Largest Maximum Security Prison in New York
Story by Andrea Guynup
Every day, hundreds of local residents enter what is commonly referred to as the little Siberia and hear the heavy steel door clang shut behind them, confining them in the largest maximum security prison in New York state.
To some, the prison is simply what lies behind the miles of gray concrete walls that rest along the rolling, Dannemora hills, and yet to many Northeast residents, Clinton Correctional Facility serves not only as a place of employment, but as part of a longtime family livelihood tradition.
"At one time, just about everyone who lived in the village worked here," said Peter Light, a retired correctional officer and founder of the Clinton Correctional Facility museum, located inside the building.
When it all began
The prison was established in 1845 after a period of steady unrest in New York. The small town of Dannemora was soon chosen as the third site for a state prison due to its prime location in the valley, the iron mines, and the hills of Lyon Mountain. It began as a small, outpost prison with a few small buildings surrounded by a wooden stockade fence.
As the number of inmates continued to rise, the number of renovations and security measures increased to accommodate the growing population. For example, the surrounding wall that was first a wooden fence was soon reconstructed and built out of stone. According to Light, all the old stone cut for the original wall came from Lyon Mountain. Years later, as the prison continued to expand, the stone wall was replaced by high concrete walls, complete with enclosed guard towers.
Clinton Correctional was initially intended to house approximately five hundred inmates, and has since grown to hold more than 2,700, while employing over 1,400 officers. Due to the lack of transportation when the prison was constructed, employees were initially required to live in the village so they would be close in the event of a problem. As advances in transportation began, more local residents from outside of Dannemora began working at the facility. Soon, the prison became a traditional job opportunity for many local families.
"At one time, just about everyone who lived in the village worked here."
As tuberculosis began sweeping across the nation, Dannemora soon became the location of choice for many criminals. Many inmates fought off death as they became infected with tuberculosis, and doctors recommended that they be shipped upstate. The fresh air of the Adirondacks was known to help tuberculosis patients breath more easily. By 1941, the demand for a larger hospital on site led to the construction of the current Dannemora State Hospital.
"Inmates would come from all over New York to get a breath of fresh air."
The new hospital was built to accommodate two hundred inmates and served as a general doctor's office, a psychiatric facility, and tuberculosis hospital.
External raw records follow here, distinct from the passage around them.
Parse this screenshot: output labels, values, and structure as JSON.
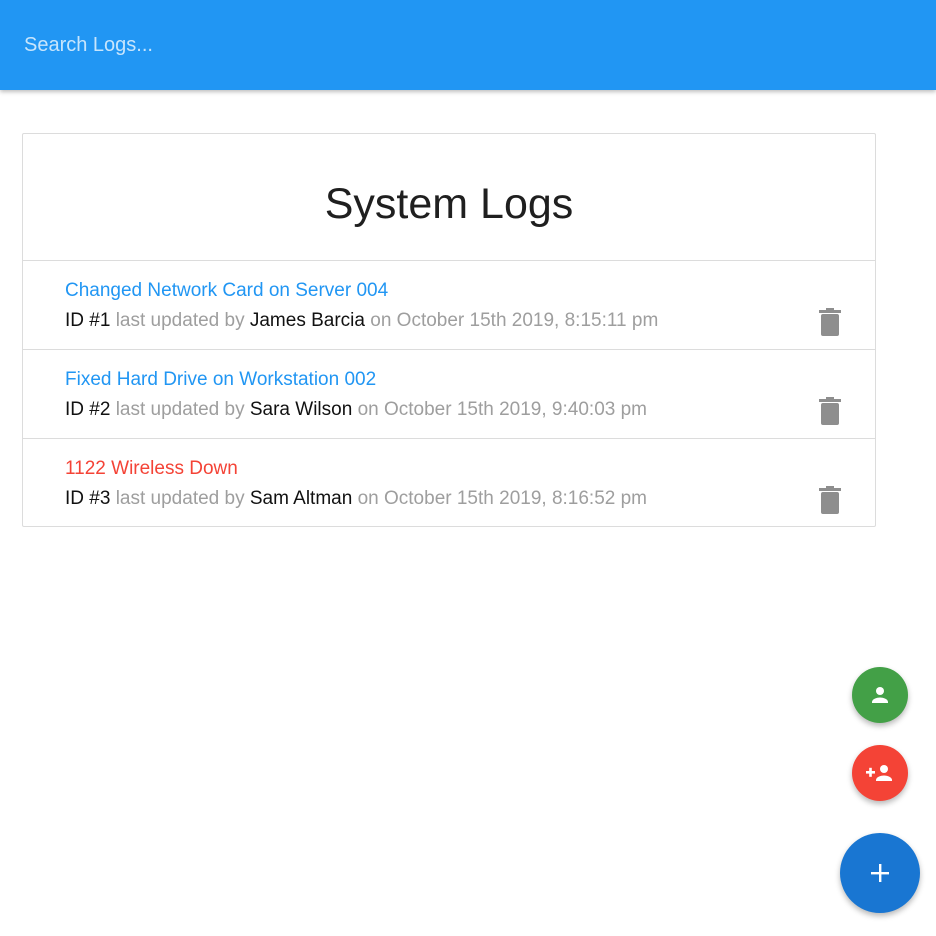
{
  "search": {
    "placeholder": "Search Logs..."
  },
  "page": {
    "title": "System Logs"
  },
  "logs": [
    {
      "message": "Changed Network Card on Server 004",
      "attention": false,
      "id_label": "ID #1",
      "updated_by_label": "last updated by",
      "tech": "James Barcia",
      "on_label": "on",
      "date": "October 15th 2019, 8:15:11 pm"
    },
    {
      "message": "Fixed Hard Drive on Workstation 002",
      "attention": false,
      "id_label": "ID #2",
      "updated_by_label": "last updated by",
      "tech": "Sara Wilson",
      "on_label": "on",
      "date": "October 15th 2019, 9:40:03 pm"
    },
    {
      "message": "1122 Wireless Down",
      "attention": true,
      "id_label": "ID #3",
      "updated_by_label": "last updated by",
      "tech": "Sam Altman",
      "on_label": "on",
      "date": "October 15th 2019, 8:16:52 pm"
    }
  ],
  "fabs": {
    "techs_icon": "person-icon",
    "add_tech_icon": "person-add-icon",
    "add_log_icon": "add-icon"
  },
  "colors": {
    "header": "#2196f3",
    "link_normal": "#2196f3",
    "link_attention": "#f44336",
    "fab_green": "#43a047",
    "fab_red": "#f44336",
    "fab_blue": "#1976d2",
    "trash": "#8e8e8e"
  }
}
After the rise of new medication during World War II, the number of tuberculosis patients at the prison slowly began to decline. The hospital still exists today and continues its daily operations as a general hospital and dental facility.
Disciplinary practices inside the prison
Disciplinary practices at the prison were
much harsher in the 1800s. Initially, there were no bathing facilities
and inmates were forced to wear the degrading stripped uniform, walk in
lockstep, and spend the day in silence. Some officers grew fond of the
leather paddle and tied unruly inmates to the floor and beat them for
Fires, riots, and rebellion
Since almost the beginning, the prison has been plagued by a series of
fires and life-threatening rebellions. Several officers have been killed
and injured as they fought to protect their friends, inmates, and innocent
community members who live outside the walls. The 1929 riot is the most
infamous altercation between inmates and guards in the prison history.
The industry inside the confines
In the beginning, iron mining was the main operation of the prison, with three main mines scattered within the structure's walls. Inmates would dig deep into the rich mountain soil in search for iron.
By 1877, as the iron value depreciated and through political interference, iron mining soon became a forgotten memory at the prison. Still, the state wanted to provide employment for the convicts and soon created additional industries at the jail. Throughout the years, convicts have performed many jobs inside the gated community; from the daily maintenance and repairs, to making shoes and sewing uniforms to send to other state institutions.
The prison's affect in New York
Famous people have been incarcerated at Clinton
Correctional in the past:
Remnants of the old prison
still exist today at the museum:
|Copyright © 2001 - 2006 All Points North. All Rights Reserved|